====== Records to process

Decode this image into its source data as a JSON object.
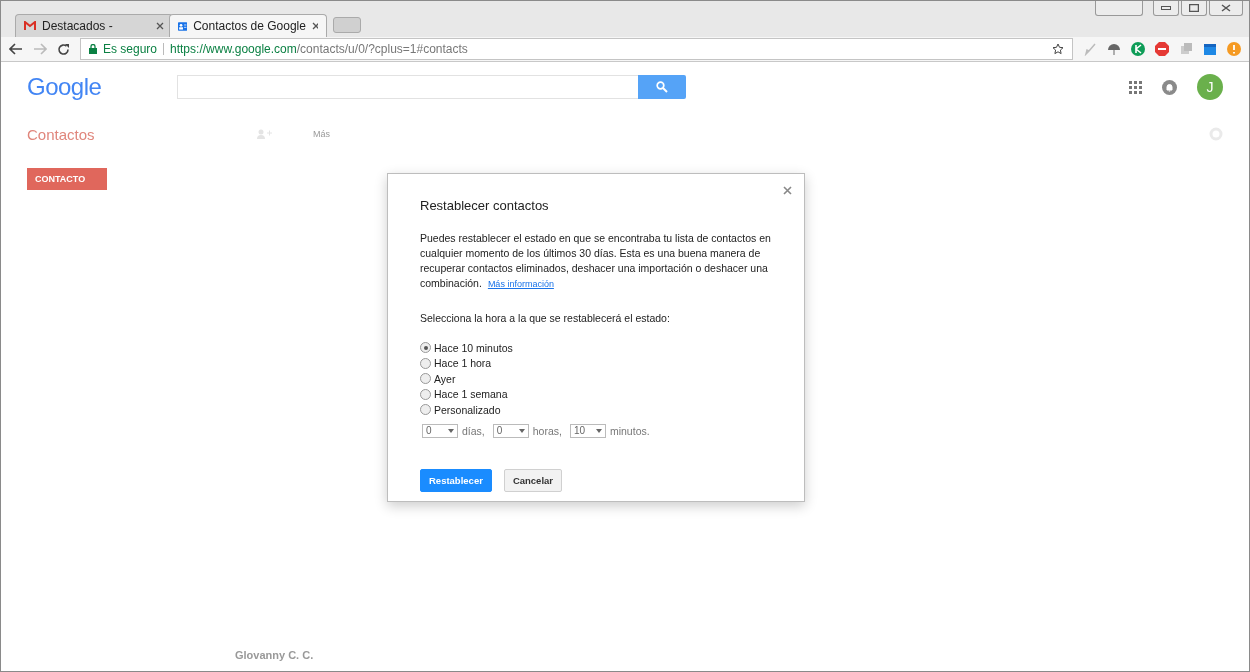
{
  "browser": {
    "tabs": [
      {
        "title": "Destacados -",
        "kind": "mail",
        "selected": false
      },
      {
        "title": "Contactos de Google",
        "kind": "contacts",
        "selected": true
      }
    ],
    "security": "Es seguro",
    "url_host": "https://www.google.com",
    "url_path": "/contacts/u/0/?cplus=1#contacts"
  },
  "header": {
    "logo": "Google",
    "avatar": "J"
  },
  "background": {
    "title": "Contactos",
    "more": "Más",
    "new_button": "CONTACTO",
    "rows": [
      "Glovanny C. C."
    ]
  },
  "dialog": {
    "title": "Restablecer contactos",
    "description": "Puedes restablecer el estado en que se encontraba tu lista de contactos en cualquier momento de los últimos 30 días. Esta es una buena manera de recuperar contactos eliminados, deshacer una importación o deshacer una combinación.",
    "link": "Más información",
    "prompt": "Selecciona la hora a la que se restablecerá el estado:",
    "options": [
      {
        "label": "Hace 10 minutos",
        "selected": true
      },
      {
        "label": "Hace 1 hora",
        "selected": false
      },
      {
        "label": "Ayer",
        "selected": false
      },
      {
        "label": "Hace 1 semana",
        "selected": false
      },
      {
        "label": "Personalizado",
        "selected": false
      }
    ],
    "custom": [
      {
        "value": "0",
        "unit": "días,"
      },
      {
        "value": "0",
        "unit": "horas,"
      },
      {
        "value": "10",
        "unit": "minutos."
      }
    ],
    "buttons": [
      {
        "label": "Restablecer",
        "kind": "primary"
      },
      {
        "label": "Cancelar",
        "kind": "secondary"
      }
    ]
  }
}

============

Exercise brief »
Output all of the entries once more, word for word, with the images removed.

Response below »
Decode this image into its source data as a JSON object.
{
  "browser": {
    "tabs": [
      {
        "title": "Destacados -",
        "kind": "mail",
        "selected": false
      },
      {
        "title": "Contactos de Google",
        "kind": "contacts",
        "selected": true
      }
    ],
    "security": "Es seguro",
    "url_host": "https://www.google.com",
    "url_path": "/contacts/u/0/?cplus=1#contacts"
  },
  "header": {
    "logo": "Google",
    "avatar": "J"
  },
  "background": {
    "title": "Contactos",
    "more": "Más",
    "new_button": "CONTACTO",
    "rows": [
      "Glovanny C. C."
    ]
  },
  "dialog": {
    "title": "Restablecer contactos",
    "description": "Puedes restablecer el estado en que se encontraba tu lista de contactos en cualquier momento de los últimos 30 días. Esta es una buena manera de recuperar contactos eliminados, deshacer una importación o deshacer una combinación.",
    "link": "Más información",
    "prompt": "Selecciona la hora a la que se restablecerá el estado:",
    "options": [
      {
        "label": "Hace 10 minutos",
        "selected": true
      },
      {
        "label": "Hace 1 hora",
        "selected": false
      },
      {
        "label": "Ayer",
        "selected": false
      },
      {
        "label": "Hace 1 semana",
        "selected": false
      },
      {
        "label": "Personalizado",
        "selected": false
      }
    ],
    "custom": [
      {
        "value": "0",
        "unit": "días,"
      },
      {
        "value": "0",
        "unit": "horas,"
      },
      {
        "value": "10",
        "unit": "minutos."
      }
    ],
    "buttons": [
      {
        "label": "Restablecer",
        "kind": "primary"
      },
      {
        "label": "Cancelar",
        "kind": "secondary"
      }
    ]
  }
}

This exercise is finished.